- Exercise: All entries below are to be returned in full, exactly as they stand.

(Data records for software interfaces)
┄┄┄┄┄┄┄┄┄┄

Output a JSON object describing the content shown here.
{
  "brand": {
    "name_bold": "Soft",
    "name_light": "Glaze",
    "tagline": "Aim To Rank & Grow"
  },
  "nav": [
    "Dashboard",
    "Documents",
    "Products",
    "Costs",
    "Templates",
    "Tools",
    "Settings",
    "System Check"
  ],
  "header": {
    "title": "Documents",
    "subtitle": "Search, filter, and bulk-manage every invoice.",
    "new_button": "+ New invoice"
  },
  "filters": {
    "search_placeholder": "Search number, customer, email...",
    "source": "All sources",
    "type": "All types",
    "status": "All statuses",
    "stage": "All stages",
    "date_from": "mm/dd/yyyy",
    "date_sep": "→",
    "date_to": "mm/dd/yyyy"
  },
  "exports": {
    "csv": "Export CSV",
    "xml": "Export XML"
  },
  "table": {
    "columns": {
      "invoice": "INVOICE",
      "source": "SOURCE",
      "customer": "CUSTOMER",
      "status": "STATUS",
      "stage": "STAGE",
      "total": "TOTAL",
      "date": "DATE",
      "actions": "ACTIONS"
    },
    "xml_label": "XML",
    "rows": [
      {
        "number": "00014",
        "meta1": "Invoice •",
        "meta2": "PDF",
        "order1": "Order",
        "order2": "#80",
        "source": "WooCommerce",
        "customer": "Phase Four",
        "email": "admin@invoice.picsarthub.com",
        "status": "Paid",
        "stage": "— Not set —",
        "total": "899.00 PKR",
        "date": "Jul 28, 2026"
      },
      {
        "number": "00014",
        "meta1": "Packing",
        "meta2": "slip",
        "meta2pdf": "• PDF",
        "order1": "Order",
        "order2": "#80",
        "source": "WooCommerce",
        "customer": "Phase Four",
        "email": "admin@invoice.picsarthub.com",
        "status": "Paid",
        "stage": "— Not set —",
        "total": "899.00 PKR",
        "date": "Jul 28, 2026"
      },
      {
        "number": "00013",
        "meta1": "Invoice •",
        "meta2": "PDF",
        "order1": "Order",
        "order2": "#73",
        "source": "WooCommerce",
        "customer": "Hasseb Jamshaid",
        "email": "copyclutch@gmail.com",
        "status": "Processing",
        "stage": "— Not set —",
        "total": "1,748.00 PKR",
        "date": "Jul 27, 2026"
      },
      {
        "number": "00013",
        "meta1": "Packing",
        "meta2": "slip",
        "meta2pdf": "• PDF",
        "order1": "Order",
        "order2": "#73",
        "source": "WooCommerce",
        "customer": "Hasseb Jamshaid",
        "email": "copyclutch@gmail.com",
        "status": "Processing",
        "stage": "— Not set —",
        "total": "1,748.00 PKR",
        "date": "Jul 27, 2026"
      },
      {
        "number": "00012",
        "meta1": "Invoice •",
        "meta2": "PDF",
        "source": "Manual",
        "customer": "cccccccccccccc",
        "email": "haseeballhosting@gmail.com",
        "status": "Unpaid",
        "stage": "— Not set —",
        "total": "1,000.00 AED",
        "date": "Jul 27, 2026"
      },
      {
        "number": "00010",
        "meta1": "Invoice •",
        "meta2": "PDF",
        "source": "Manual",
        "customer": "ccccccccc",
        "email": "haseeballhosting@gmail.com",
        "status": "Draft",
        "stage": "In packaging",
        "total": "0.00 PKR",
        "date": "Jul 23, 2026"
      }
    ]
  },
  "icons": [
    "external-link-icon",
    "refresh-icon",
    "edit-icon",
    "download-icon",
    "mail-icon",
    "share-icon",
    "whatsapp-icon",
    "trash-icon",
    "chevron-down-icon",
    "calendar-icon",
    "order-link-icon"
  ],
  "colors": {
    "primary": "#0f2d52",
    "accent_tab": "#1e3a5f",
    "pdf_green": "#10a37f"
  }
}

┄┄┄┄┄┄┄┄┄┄

- Response:
Output a JSON object describing the content shown here.
{
  "brand": {
    "name_bold": "Soft",
    "name_light": "Glaze",
    "tagline": "Aim To Rank & Grow"
  },
  "nav": [
    "Dashboard",
    "Documents",
    "Products",
    "Costs",
    "Templates",
    "Tools",
    "Settings",
    "System Check"
  ],
  "header": {
    "title": "Documents",
    "subtitle": "Search, filter, and bulk-manage every invoice.",
    "new_button": "+ New invoice"
  },
  "filters": {
    "search_placeholder": "Search number, customer, email...",
    "source": "All sources",
    "type": "All types",
    "status": "All statuses",
    "stage": "All stages",
    "date_from": "mm/dd/yyyy",
    "date_sep": "→",
    "date_to": "mm/dd/yyyy"
  },
  "exports": {
    "csv": "Export CSV",
    "xml": "Export XML"
  },
  "table": {
    "columns": {
      "invoice": "INVOICE",
      "source": "SOURCE",
      "customer": "CUSTOMER",
      "status": "STATUS",
      "stage": "STAGE",
      "total": "TOTAL",
      "date": "DATE",
      "actions": "ACTIONS"
    },
    "xml_label": "XML",
    "rows": [
      {
        "number": "00014",
        "meta1": "Invoice •",
        "meta2": "PDF",
        "order1": "Order",
        "order2": "#80",
        "source": "WooCommerce",
        "customer": "Phase Four",
        "email": "admin@invoice.picsarthub.com",
        "status": "Paid",
        "stage": "— Not set —",
        "total": "899.00 PKR",
        "date": "Jul 28, 2026"
      },
      {
        "number": "00014",
        "meta1": "Packing",
        "meta2": "slip",
        "meta2pdf": "• PDF",
        "order1": "Order",
        "order2": "#80",
        "source": "WooCommerce",
        "customer": "Phase Four",
        "email": "admin@invoice.picsarthub.com",
        "status": "Paid",
        "stage": "— Not set —",
        "total": "899.00 PKR",
        "date": "Jul 28, 2026"
      },
      {
        "number": "00013",
        "meta1": "Invoice •",
        "meta2": "PDF",
        "order1": "Order",
        "order2": "#73",
        "source": "WooCommerce",
        "customer": "Hasseb Jamshaid",
        "email": "copyclutch@gmail.com",
        "status": "Processing",
        "stage": "— Not set —",
        "total": "1,748.00 PKR",
        "date": "Jul 27, 2026"
      },
      {
        "number": "00013",
        "meta1": "Packing",
        "meta2": "slip",
        "meta2pdf": "• PDF",
        "order1": "Order",
        "order2": "#73",
        "source": "WooCommerce",
        "customer": "Hasseb Jamshaid",
        "email": "copyclutch@gmail.com",
        "status": "Processing",
        "stage": "— Not set —",
        "total": "1,748.00 PKR",
        "date": "Jul 27, 2026"
      },
      {
        "number": "00012",
        "meta1": "Invoice •",
        "meta2": "PDF",
        "source": "Manual",
        "customer": "cccccccccccccc",
        "email": "haseeballhosting@gmail.com",
        "status": "Unpaid",
        "stage": "— Not set —",
        "total": "1,000.00 AED",
        "date": "Jul 27, 2026"
      },
      {
        "number": "00010",
        "meta1": "Invoice •",
        "meta2": "PDF",
        "source": "Manual",
        "customer": "ccccccccc",
        "email": "haseeballhosting@gmail.com",
        "status": "Draft",
        "stage": "In packaging",
        "total": "0.00 PKR",
        "date": "Jul 23, 2026"
      }
    ]
  },
  "icons": [
    "external-link-icon",
    "refresh-icon",
    "edit-icon",
    "download-icon",
    "mail-icon",
    "share-icon",
    "whatsapp-icon",
    "trash-icon",
    "chevron-down-icon",
    "calendar-icon",
    "order-link-icon"
  ],
  "colors": {
    "primary": "#0f2d52",
    "accent_tab": "#1e3a5f",
    "pdf_green": "#10a37f"
  }
}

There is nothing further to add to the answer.